It’s not controversial to state that teenagers should be given nap time, especially when it’s the start of 4th quarter and everyone is running on fumes. The average highschooler gets 7 1/2 hours of sleep per night; 2 hours less than the “healthy” amount for teenagers. Research proves that napping can boost alertness, memory, productivity, and mood. And that’s only the scientific benefit – napping has a lot of side benefits as well. For example, you could end up having a really cool dream about dragons. An energy boost and dragons? Sounds like a superpower to me. 

One of the best parts about napping is waking up feeling like you’re floating. It takes highly specialized napping techniques to achieve this level of rejuvenation, but when it happens, it’s like a total reset. Generally, when you wake up from a nap, you feel better than before. And if you don’t, that’s probably your body telling you that you need even more rest. Napping is basically the human equivalent of “Have you tried turning it off and back on again?”

I also feel better about myself whenever I take a nap. I’m proving to my body that its needs are worth listening to and that I value self-care over that essay that’s due tomorrow. While my grades may dislike me for it in the short term, when considering how long a school year is and the sheer amount of things that are involved in completing it, I know that taking a nap will benefit me more. It’s a lot harder to regain strength than it is to burnout. Napping acts as a burnout shield, producing just enough brain juice to get me to the next day. 

The ability to sleep is amazing in and of itself. The fact that most animals on Earth can shut down for hours on end and not only survive but actually be benefitted is really crazy when you stop to think about it. On average, the human heart rate beats 40-50 BPM when the body is asleep. That’s 10-50 fewer beats per minute than the average resting heart rate. This is a necessary function that humans evolved for our survival. Napping, which is enabled by this function, can also be deemed a survival tool. Ok, that may be a little bit of an exaggeration – but to an exhausted high school student, that’s what it feels like. 
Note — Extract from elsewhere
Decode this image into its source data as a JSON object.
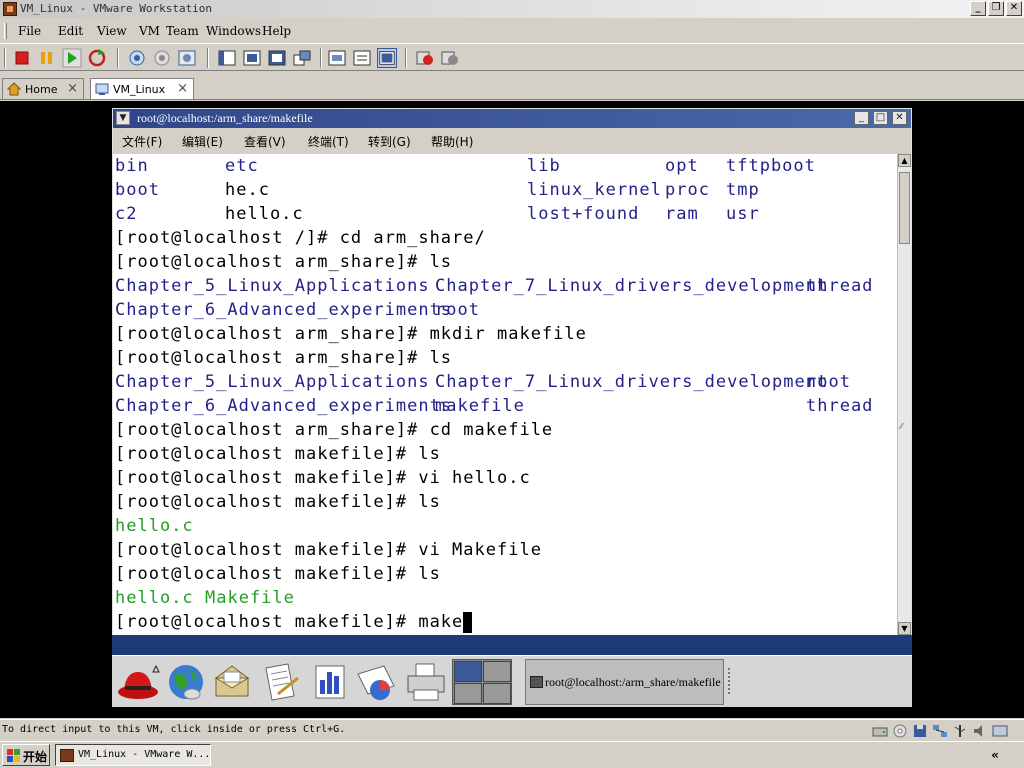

In a societal system that does not prioritize rest – or care, for that matter – napping could be considered a revolutionary act (defined as something that challenges the status quo.) Making the decision to take back time that could be spent on shopping, buying, consuming, producing, or doing something and instead saying “I just want to rest my head and allow myself to be” is really powerful. Those in power (your teachers, your parents, the president, the voice in your head, whoever) want you to be moving towards something, constantly. And you chose to just be a lump for a bit. Way to stick it to the man! 

 People actually used to sleep 3 times a day (two spurts in the night and a mid-afternoon nap), but then, with the advent of electricity and the creation of the 8 hour work day, that sleep model was deemed “unproductive”. Sleeplessness and late night insomnia are now quite common because our bodies are operating counter to their natural rhythm. Taking a nap can create a short return to a more logical sleep cycle. The Greeks and Romans took a nap every day, giving birth to the concept of the “siesta”, which is still practiced by many Latin American countries. If only the United States was that intelligent (spoken with barely contained disdain). 

Basically, humans have always been sleepy little guys. Napping improves countless aspects of life, so who can blame us? 

Now, that was a lot. I think I’ll go take a nap.